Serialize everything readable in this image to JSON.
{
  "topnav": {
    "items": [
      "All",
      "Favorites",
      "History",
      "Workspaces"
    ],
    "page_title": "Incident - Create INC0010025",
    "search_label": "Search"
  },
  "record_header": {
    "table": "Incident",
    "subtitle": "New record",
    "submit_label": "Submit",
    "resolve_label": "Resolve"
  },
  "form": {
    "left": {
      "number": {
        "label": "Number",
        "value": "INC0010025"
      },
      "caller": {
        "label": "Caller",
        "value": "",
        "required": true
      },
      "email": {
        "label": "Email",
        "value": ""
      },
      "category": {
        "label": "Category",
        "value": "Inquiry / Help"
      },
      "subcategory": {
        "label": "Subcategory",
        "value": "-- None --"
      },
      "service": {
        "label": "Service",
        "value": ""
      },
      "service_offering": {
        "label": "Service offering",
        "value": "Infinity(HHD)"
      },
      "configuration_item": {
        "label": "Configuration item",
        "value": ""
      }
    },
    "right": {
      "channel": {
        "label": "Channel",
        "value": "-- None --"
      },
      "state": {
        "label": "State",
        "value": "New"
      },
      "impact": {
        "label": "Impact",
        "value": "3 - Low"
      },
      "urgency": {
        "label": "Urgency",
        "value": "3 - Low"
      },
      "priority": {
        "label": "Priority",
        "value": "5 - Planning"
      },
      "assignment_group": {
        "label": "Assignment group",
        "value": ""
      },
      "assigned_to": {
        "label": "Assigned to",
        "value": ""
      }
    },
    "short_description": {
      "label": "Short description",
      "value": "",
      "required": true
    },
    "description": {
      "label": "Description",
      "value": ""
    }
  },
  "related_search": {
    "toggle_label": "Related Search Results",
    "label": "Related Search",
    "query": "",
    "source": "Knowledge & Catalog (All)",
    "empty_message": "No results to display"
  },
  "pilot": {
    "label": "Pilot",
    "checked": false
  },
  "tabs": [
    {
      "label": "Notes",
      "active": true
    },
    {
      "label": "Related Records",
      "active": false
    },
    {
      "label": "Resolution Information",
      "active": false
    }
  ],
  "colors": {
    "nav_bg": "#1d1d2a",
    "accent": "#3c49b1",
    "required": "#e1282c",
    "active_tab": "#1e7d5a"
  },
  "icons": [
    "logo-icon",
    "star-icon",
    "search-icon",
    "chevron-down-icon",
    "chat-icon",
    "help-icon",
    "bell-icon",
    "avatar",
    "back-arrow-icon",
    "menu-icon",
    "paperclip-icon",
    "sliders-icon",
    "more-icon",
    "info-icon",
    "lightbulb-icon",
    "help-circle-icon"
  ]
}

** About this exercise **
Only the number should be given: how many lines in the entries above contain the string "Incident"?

** Exercise solution **
2